As the number of cholera cases in Zimbabwe surges to alarming levels, health experts are emphasizing the critical need for collaborative efforts between government bodies and local communities to effectively address and contain the crisis. In the face of 10,263 suspected cases, 1,409 confirmed cases, and 230 deaths as of December 3, Zimbabwe finds itself grappling with an escalating public health emergency, according to the United Nations Office for the Coordination of Humanitarian Affairs (OCHA).
A State of Emergency
The Zimbabwean government declared a state of emergency on November 17, in response to the cholera outbreak that has superseded expected levels, with over 1,000 new cases being reported weekly. A crude mortality rate higher than the standard has raised concerns among health professionals, triggering intensive efforts to improve water, sanitation, and hygiene in affected communities.
Community Engagement: A Key Strategy
Understanding the pivotal role of community engagement in curbing the crisis, the government has intensified risk communication and community engagement. They're involving religious and local leaders, an approach that Dr. Simbiso Ranga, a prominent voice in public health, strongly advocates. In an exclusive interview, Dr. Ranga underscored the urgency for immediate action and proactive engagement between government authorities and community members, including street vendors.
Call for Sustainable Solutions
Itai Rusike, executive director of the Community Working Group on Health, has highlighted the repetitive nature of cholera outbreaks in Zimbabwe as symptomatic of the country's poor health and development status. He has emphasized the need for sustainable solutions to prevent cholera and has called upon stakeholders and media to play a more significant role in community outreach.
International Aid and Warnings
The European Union has stepped in with a contribution of €1 million to aid Zimbabwe in its cholera fight.

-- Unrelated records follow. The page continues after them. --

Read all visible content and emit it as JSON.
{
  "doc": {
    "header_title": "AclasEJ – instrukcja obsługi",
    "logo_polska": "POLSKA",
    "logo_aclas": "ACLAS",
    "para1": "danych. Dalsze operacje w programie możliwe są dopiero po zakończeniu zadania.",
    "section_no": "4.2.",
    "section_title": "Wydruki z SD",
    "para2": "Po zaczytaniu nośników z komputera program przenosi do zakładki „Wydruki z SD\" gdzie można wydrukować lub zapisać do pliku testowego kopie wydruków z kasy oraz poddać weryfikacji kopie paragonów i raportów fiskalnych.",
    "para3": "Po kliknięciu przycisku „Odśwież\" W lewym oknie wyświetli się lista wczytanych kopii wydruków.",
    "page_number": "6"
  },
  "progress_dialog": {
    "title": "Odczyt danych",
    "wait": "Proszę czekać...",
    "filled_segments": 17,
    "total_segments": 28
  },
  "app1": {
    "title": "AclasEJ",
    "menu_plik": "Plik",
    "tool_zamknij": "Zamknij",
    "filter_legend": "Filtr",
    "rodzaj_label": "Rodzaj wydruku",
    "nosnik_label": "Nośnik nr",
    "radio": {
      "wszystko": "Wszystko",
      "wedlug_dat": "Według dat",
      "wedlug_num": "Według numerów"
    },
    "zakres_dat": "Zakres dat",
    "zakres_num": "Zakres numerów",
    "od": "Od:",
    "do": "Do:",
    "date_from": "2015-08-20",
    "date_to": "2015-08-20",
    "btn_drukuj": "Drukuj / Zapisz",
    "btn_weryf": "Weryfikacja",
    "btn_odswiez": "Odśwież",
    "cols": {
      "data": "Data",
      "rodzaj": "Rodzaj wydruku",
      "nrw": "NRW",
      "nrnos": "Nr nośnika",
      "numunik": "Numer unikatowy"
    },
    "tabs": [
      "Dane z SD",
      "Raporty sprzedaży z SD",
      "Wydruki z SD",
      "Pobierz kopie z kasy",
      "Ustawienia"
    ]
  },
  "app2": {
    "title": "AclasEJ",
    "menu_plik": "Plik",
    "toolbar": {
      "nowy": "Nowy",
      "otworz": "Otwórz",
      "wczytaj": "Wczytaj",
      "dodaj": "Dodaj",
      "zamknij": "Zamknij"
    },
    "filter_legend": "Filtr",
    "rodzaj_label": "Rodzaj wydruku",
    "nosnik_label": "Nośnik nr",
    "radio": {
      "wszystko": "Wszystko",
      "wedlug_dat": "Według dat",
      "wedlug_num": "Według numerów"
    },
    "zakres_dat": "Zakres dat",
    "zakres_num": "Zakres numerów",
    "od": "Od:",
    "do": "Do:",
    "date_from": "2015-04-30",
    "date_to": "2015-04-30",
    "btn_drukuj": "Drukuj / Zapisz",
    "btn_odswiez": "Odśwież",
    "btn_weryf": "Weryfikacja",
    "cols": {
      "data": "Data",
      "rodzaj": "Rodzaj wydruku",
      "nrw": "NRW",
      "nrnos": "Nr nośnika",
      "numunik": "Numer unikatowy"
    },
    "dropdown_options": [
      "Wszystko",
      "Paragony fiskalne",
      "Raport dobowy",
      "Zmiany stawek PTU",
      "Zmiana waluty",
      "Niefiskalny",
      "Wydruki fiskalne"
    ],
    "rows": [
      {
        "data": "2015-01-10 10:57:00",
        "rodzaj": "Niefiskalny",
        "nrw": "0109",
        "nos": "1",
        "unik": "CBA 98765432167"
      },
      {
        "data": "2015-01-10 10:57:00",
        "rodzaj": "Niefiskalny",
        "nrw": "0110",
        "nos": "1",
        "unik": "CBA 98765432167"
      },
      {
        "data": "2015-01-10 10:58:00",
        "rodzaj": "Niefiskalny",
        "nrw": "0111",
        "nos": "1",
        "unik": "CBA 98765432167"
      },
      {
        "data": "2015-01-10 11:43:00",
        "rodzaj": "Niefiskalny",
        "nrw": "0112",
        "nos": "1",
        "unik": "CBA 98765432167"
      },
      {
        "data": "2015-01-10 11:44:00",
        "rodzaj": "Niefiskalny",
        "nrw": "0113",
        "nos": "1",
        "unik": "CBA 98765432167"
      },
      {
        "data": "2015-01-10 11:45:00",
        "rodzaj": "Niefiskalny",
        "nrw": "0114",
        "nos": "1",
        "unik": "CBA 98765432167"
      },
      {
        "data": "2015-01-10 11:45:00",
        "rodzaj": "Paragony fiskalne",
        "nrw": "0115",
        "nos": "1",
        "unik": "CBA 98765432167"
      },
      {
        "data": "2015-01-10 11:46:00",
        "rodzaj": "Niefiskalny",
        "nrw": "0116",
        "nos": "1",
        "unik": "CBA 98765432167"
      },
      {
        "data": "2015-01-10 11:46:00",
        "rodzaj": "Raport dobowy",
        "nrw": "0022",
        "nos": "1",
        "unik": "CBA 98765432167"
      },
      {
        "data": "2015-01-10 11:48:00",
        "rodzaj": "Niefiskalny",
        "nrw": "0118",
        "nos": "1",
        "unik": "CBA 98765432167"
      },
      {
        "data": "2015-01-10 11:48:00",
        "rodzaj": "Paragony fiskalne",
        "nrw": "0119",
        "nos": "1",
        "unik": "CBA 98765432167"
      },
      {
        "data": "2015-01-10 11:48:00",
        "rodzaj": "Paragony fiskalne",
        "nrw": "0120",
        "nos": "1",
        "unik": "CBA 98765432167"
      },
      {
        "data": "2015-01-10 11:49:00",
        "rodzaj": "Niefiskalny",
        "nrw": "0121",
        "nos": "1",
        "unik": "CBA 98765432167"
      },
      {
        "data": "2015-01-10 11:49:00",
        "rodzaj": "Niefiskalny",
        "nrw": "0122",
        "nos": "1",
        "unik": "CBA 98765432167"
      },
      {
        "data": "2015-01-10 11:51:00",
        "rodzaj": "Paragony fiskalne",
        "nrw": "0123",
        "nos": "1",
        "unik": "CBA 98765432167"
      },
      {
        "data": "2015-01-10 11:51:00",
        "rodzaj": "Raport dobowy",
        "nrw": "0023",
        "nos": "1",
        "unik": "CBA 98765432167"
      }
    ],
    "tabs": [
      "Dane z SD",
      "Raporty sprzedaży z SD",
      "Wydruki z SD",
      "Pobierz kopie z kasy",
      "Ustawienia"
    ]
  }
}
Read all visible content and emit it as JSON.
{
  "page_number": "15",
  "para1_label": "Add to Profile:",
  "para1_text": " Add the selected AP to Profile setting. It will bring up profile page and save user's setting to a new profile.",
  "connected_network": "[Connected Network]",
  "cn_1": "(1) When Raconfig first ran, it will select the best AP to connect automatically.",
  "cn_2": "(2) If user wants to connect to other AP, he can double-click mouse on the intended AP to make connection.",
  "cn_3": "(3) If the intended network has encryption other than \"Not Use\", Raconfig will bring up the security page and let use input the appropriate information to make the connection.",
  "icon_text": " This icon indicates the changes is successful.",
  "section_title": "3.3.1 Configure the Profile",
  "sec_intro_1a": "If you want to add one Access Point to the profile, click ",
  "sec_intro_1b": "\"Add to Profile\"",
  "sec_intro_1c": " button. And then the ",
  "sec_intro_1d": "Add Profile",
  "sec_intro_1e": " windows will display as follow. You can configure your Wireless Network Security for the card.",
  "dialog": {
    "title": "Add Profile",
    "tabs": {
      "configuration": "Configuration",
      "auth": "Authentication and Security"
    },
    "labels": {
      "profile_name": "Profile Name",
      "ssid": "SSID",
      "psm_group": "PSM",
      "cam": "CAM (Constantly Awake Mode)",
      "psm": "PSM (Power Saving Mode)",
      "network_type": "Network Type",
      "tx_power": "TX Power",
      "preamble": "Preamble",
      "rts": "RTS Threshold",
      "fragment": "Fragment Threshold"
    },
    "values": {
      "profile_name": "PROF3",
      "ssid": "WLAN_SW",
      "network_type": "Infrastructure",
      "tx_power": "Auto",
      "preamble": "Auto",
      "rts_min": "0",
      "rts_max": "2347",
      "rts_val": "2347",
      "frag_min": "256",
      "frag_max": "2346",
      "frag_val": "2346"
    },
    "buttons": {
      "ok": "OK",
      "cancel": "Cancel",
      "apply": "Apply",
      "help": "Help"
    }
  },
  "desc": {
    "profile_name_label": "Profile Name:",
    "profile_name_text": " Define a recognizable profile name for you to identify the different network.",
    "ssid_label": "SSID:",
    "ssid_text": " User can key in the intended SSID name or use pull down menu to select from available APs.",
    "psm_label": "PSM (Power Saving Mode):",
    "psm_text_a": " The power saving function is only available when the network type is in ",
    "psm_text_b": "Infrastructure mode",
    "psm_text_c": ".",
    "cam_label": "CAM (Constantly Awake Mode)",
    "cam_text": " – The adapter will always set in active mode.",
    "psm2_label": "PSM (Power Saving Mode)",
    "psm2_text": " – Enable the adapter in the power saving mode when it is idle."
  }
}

Simultaneously, the Red Cross Federation has issued a stark warning that the outbreak threatens over 10 million people, including over five million children, underlining the gravity of the situation. Cholera, a deadly waterborne disease transmitted through contaminated food or water, can lead to death within hours without treatment, making immediate and effective response vital.